UBA delivered a solid performance in 2015. Profits before tax (PBT) grew by 22% year-on-year (y-o-y) to N68bn ($214.7m) while profits after tax grew faster, by 45% to N65bn ($205.2m). The bank delivered 25% return on equity, placing UBA in third place in terms of profitability in the sector. The main driver behind the strong performance was funding income, which grew by 30% y-o-y thanks to margin improvement. This performance more than offset a 13% y-o-y decline in non-interest income. Another positive highlight was the bank’s ability to keep asset quality issues at bay. Loan loss provisions were well below expectations, leading to a low, single-digit NPL ratio for the fifth year in a row. The balance sheet reflected a subdued year with very modest movements. Total assets were flat y-o-y, while net loans, deposits and total liabilities all showed single-digit percentage declines. Moving to the first quarter of 2016, UBA’s PBT declined by 2% y-o-y to N18.1bn ($57.1m), but profits after tax fell by a wider margin of 8% y-o-y to N14.1bn ($44.5m). The extent of the decline in after-tax profits was driven by a negative result of N2.2bn ($6.9m) on the other comprehensive income line, compared to a loss of N1.5bn ($4.7m) in the first quarter of 2015. Further up the profit and loss statement, although profit before provisions fell by 4% y-o-y, a 57% y-o-y reduction in loan losses provisions provided a partial offset, limiting the reduction in PBT to 2% y-o-y. Moving back to profit before provisions, the key driver behind the 4% decline was non-interest income, which fell by 25% y-o-y to N16.8bn ($53m) on the back of a 71% y-o-y decline in net trading income to N2.4bn ($7.6m). This more than offset the 12% y-o-y growth in funding income to N34.4bn ($108.6m).

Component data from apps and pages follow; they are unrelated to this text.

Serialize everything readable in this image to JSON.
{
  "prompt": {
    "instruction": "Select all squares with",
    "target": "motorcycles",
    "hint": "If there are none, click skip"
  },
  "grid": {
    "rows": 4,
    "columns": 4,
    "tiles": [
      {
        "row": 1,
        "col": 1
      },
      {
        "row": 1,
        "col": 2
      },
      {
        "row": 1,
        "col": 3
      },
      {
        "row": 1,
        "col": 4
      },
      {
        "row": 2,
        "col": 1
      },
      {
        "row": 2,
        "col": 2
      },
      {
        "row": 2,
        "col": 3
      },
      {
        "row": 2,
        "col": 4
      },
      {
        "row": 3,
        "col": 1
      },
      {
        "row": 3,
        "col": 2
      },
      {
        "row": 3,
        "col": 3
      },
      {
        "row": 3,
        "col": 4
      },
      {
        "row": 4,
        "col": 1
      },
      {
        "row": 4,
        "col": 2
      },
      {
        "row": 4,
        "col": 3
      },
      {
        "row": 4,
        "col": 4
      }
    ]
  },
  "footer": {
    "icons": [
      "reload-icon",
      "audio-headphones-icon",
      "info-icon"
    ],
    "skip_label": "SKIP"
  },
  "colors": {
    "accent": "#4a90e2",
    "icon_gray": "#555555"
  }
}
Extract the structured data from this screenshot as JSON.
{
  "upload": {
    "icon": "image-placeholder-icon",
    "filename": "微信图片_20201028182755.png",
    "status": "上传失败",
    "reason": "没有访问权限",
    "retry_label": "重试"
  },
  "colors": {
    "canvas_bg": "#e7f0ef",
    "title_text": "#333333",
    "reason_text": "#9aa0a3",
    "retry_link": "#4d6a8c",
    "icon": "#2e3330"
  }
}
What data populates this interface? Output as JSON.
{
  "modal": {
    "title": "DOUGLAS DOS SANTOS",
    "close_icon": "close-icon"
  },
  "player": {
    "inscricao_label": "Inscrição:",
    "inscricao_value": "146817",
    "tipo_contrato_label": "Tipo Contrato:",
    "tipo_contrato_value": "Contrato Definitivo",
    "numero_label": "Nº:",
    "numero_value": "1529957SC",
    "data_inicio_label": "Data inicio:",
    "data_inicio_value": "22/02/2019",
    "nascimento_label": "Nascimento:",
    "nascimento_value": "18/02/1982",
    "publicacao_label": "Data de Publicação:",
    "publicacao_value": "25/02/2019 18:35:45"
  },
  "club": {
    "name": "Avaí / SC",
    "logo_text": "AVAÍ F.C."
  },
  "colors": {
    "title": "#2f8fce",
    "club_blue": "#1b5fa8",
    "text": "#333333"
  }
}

PBT and after-tax profits grew markedly by 63% quarter-on-quarter (q-o-q) and 48% q-o-q, respectively, largely driven by 140% q-o-q growth on the other income line (the fourth quarter 2015 non-interest income result was abnormally low). In terms of outlook, management is targeting a performance almost equal to 2015, with a return on equity of 20%. Compared to the rest of the sector, UBA is likely to have a decent year in 2016.

Development Strategy 

UBA already has a significant footprint outside of Nigeria, much more so than any other Nigerian bank. It has grown both organically and through acquisitions. Most of its African subsidiaries are now profitable, and the few that have not broken even are being restructured. Since 2008, UBA has changed its strategy by boosting its risk management and de-risking balance sheets. For example, it has reduced exposure to downstream oil and gas due to the volatility that petroleum marketers have been exposed to in the past as a result of delayed fuel subsidy payments.

This strategy, which has led to the bank’s robust asset quality ratios, is likely to continue going forward. In the very near term the bank is expected to focus more on stability and shoring up balance sheets than growth. This is due to heightened risk in the operating environment linked to the overall economy. In the medium to long term UBA stands to gain share from second-tier banks with weaker balance sheets.